[Data records for software interfaces]
###

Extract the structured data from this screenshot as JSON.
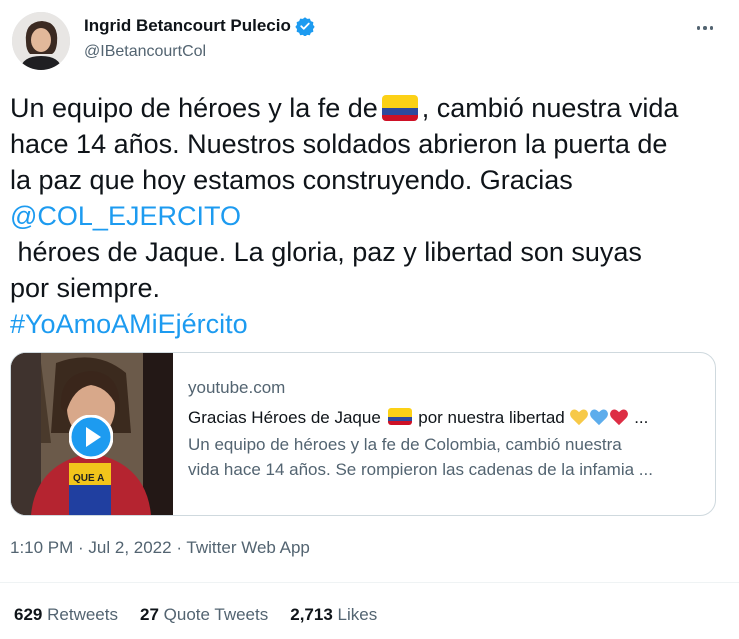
{
  "author": {
    "display_name": "Ingrid Betancourt Pulecio",
    "handle": "@IBetancourtCol"
  },
  "tweet": {
    "line1_a": "Un equipo de héroes y la fe de",
    "line1_b": ", cambió nuestra vida",
    "line2": "hace 14 años. Nuestros soldados abrieron la puerta de",
    "line3": "la paz que hoy estamos construyendo. Gracias",
    "mention": "@COL_EJERCITO",
    "line5": " héroes de Jaque. La gloria, paz y libertad son suyas",
    "line6": "por siempre.",
    "hashtag": "#YoAmoAMiEjército"
  },
  "card": {
    "domain": "youtube.com",
    "title_a": "Gracias Héroes de Jaque",
    "title_b": "por nuestra libertad",
    "title_ellipsis": "...",
    "desc_line1": "Un equipo de héroes y la fe de Colombia, cambió nuestra",
    "desc_line2": "vida hace 14 años. Se rompieron las cadenas de la infamia ..."
  },
  "meta": {
    "time": "1:10 PM",
    "sep": " · ",
    "date": "Jul 2, 2022",
    "app": "Twitter Web App"
  },
  "stats": {
    "retweets_count": "629",
    "retweets_label": "Retweets",
    "quotes_count": "27",
    "quotes_label": "Quote Tweets",
    "likes_count": "2,713",
    "likes_label": "Likes"
  },
  "icons": {
    "verified": "verified-badge-icon",
    "more": "more-options-icon",
    "play": "play-icon",
    "flag": "colombia-flag-emoji",
    "hearts": [
      "yellow-heart-icon",
      "blue-heart-icon",
      "red-heart-icon"
    ]
  },
  "colors": {
    "accent": "#1d9bf0",
    "text": "#0f1419",
    "secondary": "#536471",
    "border": "#cfd9de"
  }
}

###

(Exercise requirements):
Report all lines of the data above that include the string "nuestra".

(Task response):
    "line1_b": ", cambió nuestra vida",
    "title_b": "por nuestra libertad",
    "desc_line1": "Un equipo de héroes y la fe de Colombia, cambió nuestra",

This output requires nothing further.